He argues that Linux is designed for a use case that most people don't have. Linux, he says, aims to be a 1970s mainframe, with 100 users connected at once. If a crash in one users' programs could take down all the others, then obviously that would be bad. But for a personal computer, with just one user, this makes no sense. Instead the OS should empower the single user and not get in their way.
TempleOS has no file permissions. After all, if there's only one user, who else could you give permission to? To be honest, I've often wondered if Unix wouldn't be better if we just made all security happen at the mount level, instead of micromanaging it per file.
There are no such things as threads in TempleOS, as it doesn't need them. Processes and threads are the same thing, because there's no memory protection. If you need something in parallel, just spawn another process and let it share data with your own.
While I can appreciate Terry's philosophy, it's probably fair to point out that the C64 did come with one other thing - an ecosystem where it was commonplace to exchange and distribute programs on physical media, via stores and magazines. As much as I hate to say it, that bird has flown.
In this video Terry gives a brief tour of some of the more interesting features of TempleOS. At 5:50, he shows how to build a small graphical application from scratch. Now let's just think about how you'd do this in Windows for a second. Consider for a minute how much code would be needed to register a windowclass, create a window, do some GDI commands, run a message pump, etc. You'd need to set up a Visual Studio project perhaps, and either use the resource editor to embed a bitmap, or try and load it from disk somehow. Now compare it to the tiny snippet of code that Terry writes to accomplish the same task. It certainly makes you wonder where we went so wrong.
Watching TempleOS execute its built-in test suite is a jaw-dropping experience. I can't help but be impressed as a vast number of demos, games, graphing calculators, debuggers, and compilers all fly before your eyes. To see the sheer amount of content that's been written here over the years, to see such effort expended on a labor of love, is wonderfully heart-warming.
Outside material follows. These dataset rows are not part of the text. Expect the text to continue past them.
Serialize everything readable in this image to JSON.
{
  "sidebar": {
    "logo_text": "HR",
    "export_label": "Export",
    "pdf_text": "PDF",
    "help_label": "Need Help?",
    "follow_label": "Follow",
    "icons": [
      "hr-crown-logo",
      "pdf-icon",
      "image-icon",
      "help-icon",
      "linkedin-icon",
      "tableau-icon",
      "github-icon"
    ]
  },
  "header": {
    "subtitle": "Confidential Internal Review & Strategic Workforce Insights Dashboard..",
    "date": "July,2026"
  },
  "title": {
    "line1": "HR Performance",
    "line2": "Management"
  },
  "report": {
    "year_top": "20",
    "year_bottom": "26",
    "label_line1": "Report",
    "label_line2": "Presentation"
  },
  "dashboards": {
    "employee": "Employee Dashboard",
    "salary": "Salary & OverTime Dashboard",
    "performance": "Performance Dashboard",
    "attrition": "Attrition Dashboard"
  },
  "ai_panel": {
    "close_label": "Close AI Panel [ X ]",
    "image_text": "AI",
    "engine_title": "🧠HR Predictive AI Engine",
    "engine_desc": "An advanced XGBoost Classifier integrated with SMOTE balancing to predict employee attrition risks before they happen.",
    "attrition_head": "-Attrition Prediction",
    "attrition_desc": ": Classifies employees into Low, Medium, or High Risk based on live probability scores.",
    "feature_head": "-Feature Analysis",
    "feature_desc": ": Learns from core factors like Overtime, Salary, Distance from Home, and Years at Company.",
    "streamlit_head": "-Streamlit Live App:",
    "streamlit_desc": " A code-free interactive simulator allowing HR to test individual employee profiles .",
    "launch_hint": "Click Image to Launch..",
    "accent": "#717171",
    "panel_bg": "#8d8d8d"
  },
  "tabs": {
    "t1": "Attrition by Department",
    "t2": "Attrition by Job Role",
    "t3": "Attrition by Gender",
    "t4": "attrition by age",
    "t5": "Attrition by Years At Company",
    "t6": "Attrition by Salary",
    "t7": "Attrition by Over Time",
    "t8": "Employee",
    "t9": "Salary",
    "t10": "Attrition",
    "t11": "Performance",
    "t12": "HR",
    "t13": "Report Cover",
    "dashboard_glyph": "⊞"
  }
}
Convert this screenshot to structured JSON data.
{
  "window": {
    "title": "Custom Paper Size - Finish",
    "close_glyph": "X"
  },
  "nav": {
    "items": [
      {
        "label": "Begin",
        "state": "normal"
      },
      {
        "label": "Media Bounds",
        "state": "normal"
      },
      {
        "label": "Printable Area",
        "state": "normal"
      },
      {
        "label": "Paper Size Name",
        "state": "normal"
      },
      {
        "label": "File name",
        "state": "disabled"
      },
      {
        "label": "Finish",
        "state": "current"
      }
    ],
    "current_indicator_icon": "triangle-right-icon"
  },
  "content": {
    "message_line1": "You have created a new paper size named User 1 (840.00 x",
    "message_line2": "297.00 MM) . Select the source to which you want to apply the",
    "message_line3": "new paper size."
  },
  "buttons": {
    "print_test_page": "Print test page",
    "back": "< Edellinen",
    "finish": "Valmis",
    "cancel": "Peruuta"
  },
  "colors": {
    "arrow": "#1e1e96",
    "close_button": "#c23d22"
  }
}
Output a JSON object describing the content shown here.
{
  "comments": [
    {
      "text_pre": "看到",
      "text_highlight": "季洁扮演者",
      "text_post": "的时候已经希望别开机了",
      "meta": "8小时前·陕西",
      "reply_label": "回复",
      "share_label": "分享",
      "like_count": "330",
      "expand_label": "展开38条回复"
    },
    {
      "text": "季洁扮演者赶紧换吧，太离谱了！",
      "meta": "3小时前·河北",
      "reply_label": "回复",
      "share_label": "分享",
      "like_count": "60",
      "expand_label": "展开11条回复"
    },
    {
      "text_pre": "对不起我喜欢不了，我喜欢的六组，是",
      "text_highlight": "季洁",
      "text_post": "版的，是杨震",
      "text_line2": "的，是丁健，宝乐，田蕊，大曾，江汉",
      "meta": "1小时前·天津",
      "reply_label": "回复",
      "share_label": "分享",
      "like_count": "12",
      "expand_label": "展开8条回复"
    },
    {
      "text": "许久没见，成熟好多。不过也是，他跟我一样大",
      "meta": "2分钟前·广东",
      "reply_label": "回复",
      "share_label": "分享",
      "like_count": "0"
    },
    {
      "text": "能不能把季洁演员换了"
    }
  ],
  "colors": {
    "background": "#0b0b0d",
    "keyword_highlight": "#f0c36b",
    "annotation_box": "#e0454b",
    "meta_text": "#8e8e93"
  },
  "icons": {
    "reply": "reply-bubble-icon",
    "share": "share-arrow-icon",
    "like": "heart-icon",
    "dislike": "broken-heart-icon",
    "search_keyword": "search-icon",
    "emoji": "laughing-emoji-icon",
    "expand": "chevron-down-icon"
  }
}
Now I don't claim that you should all immediately dump Windows/Linux/OSX and start using TempleOS as your day-to-day operating system. However, you might find that if you take the time to open your mind to new ideas, you might learn something from the most unexpected places.
So what can we learn from this and apply to our own endeavors?
- There's more than one way things can work.
Just because your current toolsets all do things one way, doesn't mean that's necessarily the best way to do it.
- There's something worthwhile to be found in everything.
It's incredibly easy to just assume that because something isn't successful, or is developed by just one guy, that there's nothing to discover there. But if someone's invested 12 years of work into something, is it not possible that you might find even just one interesting idea in there?
- Don't write things off just because they have big flaws.
OK, so it's 16 colors, it's 640x480, and the author is his own worst enemy. But if you dismiss everything in life because it's not what you're used to, you'll never expand outside what you already know.
If GNU is the cathedral, and Linux is the bazaar, perhaps there is a place for the temple somewhere too.
Written by Richard Mitton,
software engineer and travelling wizard.
Follow me on twitter: http://twitter.com/grumpygiant